The Pressure to Parent Perfectly


We live in a competitive world. We are taught that people need to “fit in” and be successful. As parents we often try to protect our children from the hurts of the world. Sometimes we do this by pushing our kids to be something they are not, instead of nurturing their true spirit. Children are born of a certain temperament. Some are easy going and independent from day one. These are the babies who “never cry.” Some babies are extremely vocal and hard to please. These are the strong willed children who from day one have told you they want it their way. Some babies are born always needing to be held. These socialite babies need attention and interaction to feel content. You can determine a lot about a child’s personality by their temperament. It is their raw self. Their brain has not yet learned social cues, cultural expectations, or anything learned. Yet somehow that is time when the pressure to parent first begins. Remember the easy going/independent baby I mentioned earlier? How often do you hear a parent say, “Oh. She was such a good baby. She never cried.” Good baby? Is there such a thing as a bad baby? Absolutely not. Yet why is a baby who never cries perceived as “good?” Yet a baby’s only way to communicate is to cry. So a baby who never cries is basically saying, “I’m cool sitting in this wet diaper. It doesn’t bother me.” Yet the baby who screams at the moment of discomfort saying, “I am wet. Get over here and help me,” is perceived as “fussy” instead of assertive. This creates a pressure on parents of young children that if their baby is not happy all the time they must be doing something wrong.

The pressure to parent perfectly continues as the slew of questions begins about if your baby is sleeping through the night or crawling/walking yet? None of which a parent can do, but feel pressure to make happen. Babies do these things when they are ready. Not before. It continues as parents try to find a sport, activity, or art that their child can excel in. The pressure of being able to brag about what your child is gifted at creates this environment where parents feel the need to constantly keep pushing their child to excel in something, even if the child dislikes it. Not to mention the competition regarding birthday parties. For the kids it’s about getting together with their friends and presents. For parents, the pressure is there to put on the perfect day for them. This detail goes down to the last themed cupcake and handmade embroidered take home bags. Where did this competition among parents begin and what is the cost?
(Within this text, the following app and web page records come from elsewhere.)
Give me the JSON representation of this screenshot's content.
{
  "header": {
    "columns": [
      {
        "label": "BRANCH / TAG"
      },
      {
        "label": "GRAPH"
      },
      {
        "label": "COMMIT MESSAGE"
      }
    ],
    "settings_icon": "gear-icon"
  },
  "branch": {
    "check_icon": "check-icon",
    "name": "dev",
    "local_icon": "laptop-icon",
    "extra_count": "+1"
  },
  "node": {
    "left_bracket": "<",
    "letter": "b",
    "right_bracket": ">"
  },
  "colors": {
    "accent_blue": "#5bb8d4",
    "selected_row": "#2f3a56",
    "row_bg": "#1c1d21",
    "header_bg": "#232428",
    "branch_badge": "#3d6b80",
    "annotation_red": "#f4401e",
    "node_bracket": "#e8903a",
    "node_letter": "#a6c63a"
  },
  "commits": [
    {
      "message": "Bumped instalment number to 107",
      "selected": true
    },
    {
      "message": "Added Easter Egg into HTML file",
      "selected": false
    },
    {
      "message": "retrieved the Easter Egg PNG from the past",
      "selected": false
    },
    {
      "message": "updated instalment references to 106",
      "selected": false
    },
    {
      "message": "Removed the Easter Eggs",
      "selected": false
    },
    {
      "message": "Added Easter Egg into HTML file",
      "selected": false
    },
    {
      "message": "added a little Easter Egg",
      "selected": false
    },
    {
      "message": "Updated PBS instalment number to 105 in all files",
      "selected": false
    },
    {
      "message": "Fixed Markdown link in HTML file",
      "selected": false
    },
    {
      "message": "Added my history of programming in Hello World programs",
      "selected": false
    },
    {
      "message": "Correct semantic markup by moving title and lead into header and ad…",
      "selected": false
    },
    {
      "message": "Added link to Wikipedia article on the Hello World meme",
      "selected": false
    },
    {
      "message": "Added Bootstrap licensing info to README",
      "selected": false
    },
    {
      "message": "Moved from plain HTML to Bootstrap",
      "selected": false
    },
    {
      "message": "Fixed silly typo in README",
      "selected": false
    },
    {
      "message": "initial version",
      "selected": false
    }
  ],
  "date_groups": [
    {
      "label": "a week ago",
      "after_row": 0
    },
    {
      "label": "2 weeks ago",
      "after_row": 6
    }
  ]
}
The pressure to parent perfectly takes all of the fun out of being a parent and parenting becomes a chore. I overheard a Mom explaining to someone at her child’s school, “I have 5 children at 5 different schools. This is the last stop on my list, so he is always going to be late.” I left thinking to myself, “How fun is that? I would never want to do that to myself.” Don’t get me wrong. I am all for parents wanting to drive their children to school, but when you are running yourself ragged trying to do it, there has to be a better solution. Not to mention, what does that communicate to your child about his level of importance? Or about being responsible and on-time for things? After school is even worse pressure for parents. The pressure is on to find each child’s true genius talent because American Culture is telling us our children need to be “well rounded” so that pressure to put your child in at least three activities, and if you have more than one child….well, you do the math. If I had to meals in my car driving from place to place and not at home with my children multiple times throughout the week, I would feel lost about their lives. That is when my children spend the most time talking to me. The entire meal ritual of preparing, serving and eating meals around the table at home is the center of when we talk about our thoughts, feelings, and day. I am not alone. There is a reason research studies support family mealtime in connection with bonding with your children. The meal does not need to be gourmet. Just something you do together.

When I meet a child for the first time I ask them, “What do you like to do for fun?” or “What is your favorite thing to do with your family?” It is also important to find out what kids like most about themselves. That is where self-esteem can really be cultivated. When a child is proud of themselves and enjoying doing activities, the support of parents with this is crucial to helping their self-esteem. So if Suzy says, “I am really good at making cupcakes.” It’s how she currently sees herself. It’s helpful for Mom or Dad to say, “Yes. You are good at that. Maybe we could make some next week to take to a Nursing Home for others to enjoy?” Rather than, “You only made them one time and I did most of the work.” How a child sees him/herself is their reality. Accept that as fact and encourage them. Even adolescents struggling to find their identity need acceptance from their parents of “who they are.” As children grow and change having parents stand by and support and accept them creates an environment where their self-esteem and confidence guide them into adult hood.

There are so many pressures placed on parents to do everything perfectly so that their children turn out….well perfect. But we all know that there is no such thing as perfection or perfect people, so it’s a losing battle to try to compete for Parent of the Year. The bottom line is what would your kid say about your parenting? Doesn’t your child’s opinion matter the most? Talk to your children about their likes, dislikes, and when they feel the happiest. The next time you feel stressed about the chaos of your week, look at your schedule and figure out what the purpose of being so busy is? Is the pressure to parent perfectly taking over your life? Before making commitments or decisions, ask yourself if you are making a decision to please your parent peers or your own child?